───── Given entries

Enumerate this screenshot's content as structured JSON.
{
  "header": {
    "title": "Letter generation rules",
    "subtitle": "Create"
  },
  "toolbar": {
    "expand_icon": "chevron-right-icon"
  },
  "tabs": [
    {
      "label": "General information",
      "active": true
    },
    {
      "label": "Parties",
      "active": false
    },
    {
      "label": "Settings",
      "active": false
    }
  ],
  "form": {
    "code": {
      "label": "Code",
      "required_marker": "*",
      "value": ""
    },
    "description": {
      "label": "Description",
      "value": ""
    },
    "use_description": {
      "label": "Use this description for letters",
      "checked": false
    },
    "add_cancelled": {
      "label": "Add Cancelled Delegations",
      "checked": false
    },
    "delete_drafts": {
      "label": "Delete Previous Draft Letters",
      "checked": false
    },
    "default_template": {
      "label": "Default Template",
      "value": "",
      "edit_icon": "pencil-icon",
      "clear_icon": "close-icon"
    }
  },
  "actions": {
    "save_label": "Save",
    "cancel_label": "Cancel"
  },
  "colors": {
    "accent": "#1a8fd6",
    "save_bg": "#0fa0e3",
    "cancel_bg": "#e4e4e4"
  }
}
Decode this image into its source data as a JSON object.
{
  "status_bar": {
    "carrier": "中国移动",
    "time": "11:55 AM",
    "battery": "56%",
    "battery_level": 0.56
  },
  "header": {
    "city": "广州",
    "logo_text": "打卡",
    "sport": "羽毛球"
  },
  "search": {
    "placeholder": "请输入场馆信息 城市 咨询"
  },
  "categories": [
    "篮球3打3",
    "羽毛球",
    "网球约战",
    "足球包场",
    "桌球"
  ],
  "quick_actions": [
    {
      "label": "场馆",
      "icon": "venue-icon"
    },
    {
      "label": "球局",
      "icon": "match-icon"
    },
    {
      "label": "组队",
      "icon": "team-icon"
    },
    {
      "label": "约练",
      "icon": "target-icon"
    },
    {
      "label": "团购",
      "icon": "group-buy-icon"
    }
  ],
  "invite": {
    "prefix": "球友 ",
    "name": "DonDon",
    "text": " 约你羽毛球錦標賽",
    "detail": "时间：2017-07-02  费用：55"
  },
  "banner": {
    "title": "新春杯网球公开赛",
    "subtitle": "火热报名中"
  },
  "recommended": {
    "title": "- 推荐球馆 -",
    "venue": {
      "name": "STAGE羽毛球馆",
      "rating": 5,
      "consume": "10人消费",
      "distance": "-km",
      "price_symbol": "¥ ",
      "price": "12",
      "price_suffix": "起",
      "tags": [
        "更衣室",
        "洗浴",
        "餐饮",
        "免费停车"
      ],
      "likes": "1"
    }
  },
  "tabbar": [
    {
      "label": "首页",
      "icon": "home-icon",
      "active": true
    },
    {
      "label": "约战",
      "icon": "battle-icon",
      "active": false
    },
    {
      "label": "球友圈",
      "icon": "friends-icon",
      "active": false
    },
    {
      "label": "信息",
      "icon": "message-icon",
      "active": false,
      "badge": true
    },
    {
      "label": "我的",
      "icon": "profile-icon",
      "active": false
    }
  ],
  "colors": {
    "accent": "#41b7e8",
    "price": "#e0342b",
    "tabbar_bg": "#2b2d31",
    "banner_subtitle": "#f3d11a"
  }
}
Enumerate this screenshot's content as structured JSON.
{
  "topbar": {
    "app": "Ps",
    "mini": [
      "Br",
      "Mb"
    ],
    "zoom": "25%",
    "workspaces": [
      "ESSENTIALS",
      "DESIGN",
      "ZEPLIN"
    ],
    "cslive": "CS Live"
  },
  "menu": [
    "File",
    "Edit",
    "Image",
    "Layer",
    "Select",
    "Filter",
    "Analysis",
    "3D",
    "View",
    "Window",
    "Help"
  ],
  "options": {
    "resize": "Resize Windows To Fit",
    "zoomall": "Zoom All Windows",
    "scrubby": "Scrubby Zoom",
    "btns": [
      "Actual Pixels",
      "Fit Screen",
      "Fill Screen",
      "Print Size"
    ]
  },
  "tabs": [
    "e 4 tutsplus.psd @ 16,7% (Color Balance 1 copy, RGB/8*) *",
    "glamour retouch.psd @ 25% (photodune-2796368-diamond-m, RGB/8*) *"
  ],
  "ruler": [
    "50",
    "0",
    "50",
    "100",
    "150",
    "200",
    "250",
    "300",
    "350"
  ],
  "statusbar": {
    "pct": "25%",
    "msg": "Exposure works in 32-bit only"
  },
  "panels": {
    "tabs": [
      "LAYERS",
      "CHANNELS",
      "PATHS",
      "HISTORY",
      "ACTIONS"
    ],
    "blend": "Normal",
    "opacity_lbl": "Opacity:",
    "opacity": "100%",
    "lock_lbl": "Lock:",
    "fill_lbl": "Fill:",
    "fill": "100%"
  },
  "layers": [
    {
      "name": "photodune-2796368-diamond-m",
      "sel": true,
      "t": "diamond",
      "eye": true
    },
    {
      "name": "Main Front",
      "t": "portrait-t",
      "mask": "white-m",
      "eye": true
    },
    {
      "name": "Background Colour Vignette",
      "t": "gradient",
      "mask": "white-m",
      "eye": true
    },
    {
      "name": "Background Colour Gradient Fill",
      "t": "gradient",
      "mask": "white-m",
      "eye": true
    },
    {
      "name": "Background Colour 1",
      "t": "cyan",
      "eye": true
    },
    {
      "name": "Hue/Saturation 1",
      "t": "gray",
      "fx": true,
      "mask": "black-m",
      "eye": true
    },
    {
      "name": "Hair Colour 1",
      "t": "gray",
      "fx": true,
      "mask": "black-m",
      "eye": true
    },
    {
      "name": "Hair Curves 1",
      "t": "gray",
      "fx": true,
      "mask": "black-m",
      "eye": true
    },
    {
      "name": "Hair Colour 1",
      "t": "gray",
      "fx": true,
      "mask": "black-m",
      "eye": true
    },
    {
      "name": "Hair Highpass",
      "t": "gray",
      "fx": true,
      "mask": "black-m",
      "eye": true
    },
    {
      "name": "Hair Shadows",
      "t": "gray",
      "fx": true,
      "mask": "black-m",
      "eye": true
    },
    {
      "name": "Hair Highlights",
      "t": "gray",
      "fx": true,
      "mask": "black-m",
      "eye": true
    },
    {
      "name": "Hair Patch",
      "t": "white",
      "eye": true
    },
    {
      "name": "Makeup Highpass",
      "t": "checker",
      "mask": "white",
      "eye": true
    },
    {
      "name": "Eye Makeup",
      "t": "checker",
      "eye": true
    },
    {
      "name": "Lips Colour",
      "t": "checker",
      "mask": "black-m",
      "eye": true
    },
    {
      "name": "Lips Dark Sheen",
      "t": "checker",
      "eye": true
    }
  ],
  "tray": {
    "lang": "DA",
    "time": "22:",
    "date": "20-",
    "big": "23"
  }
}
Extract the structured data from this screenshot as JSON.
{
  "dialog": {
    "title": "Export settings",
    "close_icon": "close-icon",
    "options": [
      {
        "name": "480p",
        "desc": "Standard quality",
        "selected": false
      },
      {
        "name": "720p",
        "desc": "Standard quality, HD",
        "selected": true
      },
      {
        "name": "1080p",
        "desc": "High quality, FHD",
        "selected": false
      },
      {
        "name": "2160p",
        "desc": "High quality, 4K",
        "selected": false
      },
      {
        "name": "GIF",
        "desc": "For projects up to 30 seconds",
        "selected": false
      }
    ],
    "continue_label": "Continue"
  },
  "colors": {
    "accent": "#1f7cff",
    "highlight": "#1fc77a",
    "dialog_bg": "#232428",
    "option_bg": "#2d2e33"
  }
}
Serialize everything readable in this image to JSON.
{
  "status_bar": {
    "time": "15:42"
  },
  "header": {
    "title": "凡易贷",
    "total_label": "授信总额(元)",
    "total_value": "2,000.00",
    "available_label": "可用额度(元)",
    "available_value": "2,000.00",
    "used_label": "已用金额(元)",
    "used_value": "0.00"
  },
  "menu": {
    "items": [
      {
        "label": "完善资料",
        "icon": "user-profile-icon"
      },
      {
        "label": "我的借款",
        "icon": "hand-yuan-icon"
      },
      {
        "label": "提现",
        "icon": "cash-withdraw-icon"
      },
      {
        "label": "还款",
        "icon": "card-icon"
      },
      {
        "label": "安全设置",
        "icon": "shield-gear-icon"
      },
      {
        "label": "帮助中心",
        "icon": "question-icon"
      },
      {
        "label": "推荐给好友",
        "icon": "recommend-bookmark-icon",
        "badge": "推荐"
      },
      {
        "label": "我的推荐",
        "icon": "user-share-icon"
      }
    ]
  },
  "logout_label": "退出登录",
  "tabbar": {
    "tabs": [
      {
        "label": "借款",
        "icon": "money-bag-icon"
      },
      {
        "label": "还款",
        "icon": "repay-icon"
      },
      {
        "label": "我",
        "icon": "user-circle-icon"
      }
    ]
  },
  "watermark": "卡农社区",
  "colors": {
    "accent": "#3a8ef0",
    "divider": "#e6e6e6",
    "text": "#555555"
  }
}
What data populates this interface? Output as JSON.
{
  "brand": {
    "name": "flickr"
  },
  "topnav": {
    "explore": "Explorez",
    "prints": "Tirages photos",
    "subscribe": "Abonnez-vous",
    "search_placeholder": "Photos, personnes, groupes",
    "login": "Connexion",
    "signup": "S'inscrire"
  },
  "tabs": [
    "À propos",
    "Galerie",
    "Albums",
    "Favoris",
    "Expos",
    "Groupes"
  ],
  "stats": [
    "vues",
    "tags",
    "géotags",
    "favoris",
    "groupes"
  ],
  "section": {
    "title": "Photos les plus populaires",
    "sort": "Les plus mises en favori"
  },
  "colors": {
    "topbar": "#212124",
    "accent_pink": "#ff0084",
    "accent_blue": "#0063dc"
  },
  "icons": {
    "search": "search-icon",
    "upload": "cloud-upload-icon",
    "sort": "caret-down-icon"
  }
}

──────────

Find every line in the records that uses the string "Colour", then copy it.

      "name": "Background Colour Vignette",
      "name": "Background Colour Gradient Fill",
      "name": "Background Colour 1",
      "name": "Hair Colour 1",
      "name": "Hair Colour 1",
      "name": "Lips Colour",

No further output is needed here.